Kids mimic us. They watch more closely than parents ever seem to count on. How many times has a parent (maybe you reading this) said inward out aloud “where did they pick that up?” Wanting to have her own ball hit her in the face again was directly reflective of my excitement at it happening on TV… While my beloved team lost… The actual negative in this story.

So how does that anecdote end up on a Health and Wellness website? As I said, kids mimic adults. They learn habits and behaviours from their parents. Good or bad, healthy or not. There is a line in a song that I grew up listening to which I will not quote because it uses language that I choose not to spread at this point in my life.
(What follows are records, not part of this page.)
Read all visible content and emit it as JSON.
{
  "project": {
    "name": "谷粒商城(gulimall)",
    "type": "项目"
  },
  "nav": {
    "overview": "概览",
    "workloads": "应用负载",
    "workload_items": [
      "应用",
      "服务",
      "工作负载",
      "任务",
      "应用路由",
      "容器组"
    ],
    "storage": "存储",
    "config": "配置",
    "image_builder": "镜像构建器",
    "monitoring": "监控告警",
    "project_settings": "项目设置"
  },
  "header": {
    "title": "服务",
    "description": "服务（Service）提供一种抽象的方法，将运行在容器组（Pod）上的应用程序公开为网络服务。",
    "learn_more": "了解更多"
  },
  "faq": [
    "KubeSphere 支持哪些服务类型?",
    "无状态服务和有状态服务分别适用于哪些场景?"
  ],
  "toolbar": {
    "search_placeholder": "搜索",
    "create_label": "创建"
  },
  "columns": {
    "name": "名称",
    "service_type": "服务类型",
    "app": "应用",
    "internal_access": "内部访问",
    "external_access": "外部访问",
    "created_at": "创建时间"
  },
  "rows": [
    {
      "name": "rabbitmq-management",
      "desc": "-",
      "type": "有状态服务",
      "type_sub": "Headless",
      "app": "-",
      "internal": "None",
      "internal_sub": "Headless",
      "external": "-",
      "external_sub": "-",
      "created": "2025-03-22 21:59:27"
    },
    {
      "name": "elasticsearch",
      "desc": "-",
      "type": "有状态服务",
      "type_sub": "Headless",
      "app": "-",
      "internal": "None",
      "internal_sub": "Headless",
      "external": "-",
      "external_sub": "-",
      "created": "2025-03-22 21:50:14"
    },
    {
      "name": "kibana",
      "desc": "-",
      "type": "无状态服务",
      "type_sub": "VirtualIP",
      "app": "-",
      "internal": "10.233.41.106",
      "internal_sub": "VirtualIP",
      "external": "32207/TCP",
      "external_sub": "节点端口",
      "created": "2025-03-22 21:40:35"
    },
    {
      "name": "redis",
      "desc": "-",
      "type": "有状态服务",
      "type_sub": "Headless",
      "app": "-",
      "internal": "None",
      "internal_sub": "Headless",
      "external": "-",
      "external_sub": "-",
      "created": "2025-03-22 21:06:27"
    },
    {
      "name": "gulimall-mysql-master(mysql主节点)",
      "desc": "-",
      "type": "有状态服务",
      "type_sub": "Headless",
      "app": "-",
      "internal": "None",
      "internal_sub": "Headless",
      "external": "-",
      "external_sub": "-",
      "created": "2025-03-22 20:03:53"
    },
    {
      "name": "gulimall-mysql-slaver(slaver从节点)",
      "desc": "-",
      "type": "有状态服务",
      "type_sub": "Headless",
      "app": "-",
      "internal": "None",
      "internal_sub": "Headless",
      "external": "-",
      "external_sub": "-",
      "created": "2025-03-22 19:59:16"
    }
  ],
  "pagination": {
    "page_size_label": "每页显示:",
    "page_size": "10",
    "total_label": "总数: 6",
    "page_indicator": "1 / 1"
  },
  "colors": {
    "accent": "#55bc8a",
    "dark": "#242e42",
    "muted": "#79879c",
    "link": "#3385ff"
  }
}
But the gist of the entire song is that trauma gets passed down through generations and it can be a very hard cycle to put an end to.

In my experience discussing children’s nutrition or activity levels with my clients, recognizing that the parent has a set of habits and behaviours that developed from their own childhood influences is step one. This is the generational trauma that the song was speaking of. It’s not just you influencing your kids. But it has to be you to end that influence – step two.

Do not at all think that your child is the one that needs to change. They are mimicking you. If I had reacted in horror to a face-save, I highly doubt my daughter would have had so much fun in the aforementioned scenario. If my wife and I didn’t drink water multiple times a day, I would imagine I would never hear the little voices in our house say “can I have some water, please?” And on the less healthy side, if Grandpa didn’t love buying Timbits for the grandkids so much, they would likely not state that as the main reason for us going to the golf course. But hey, if a couple of timbits gets them walking the course with me, there are probably worse things in life.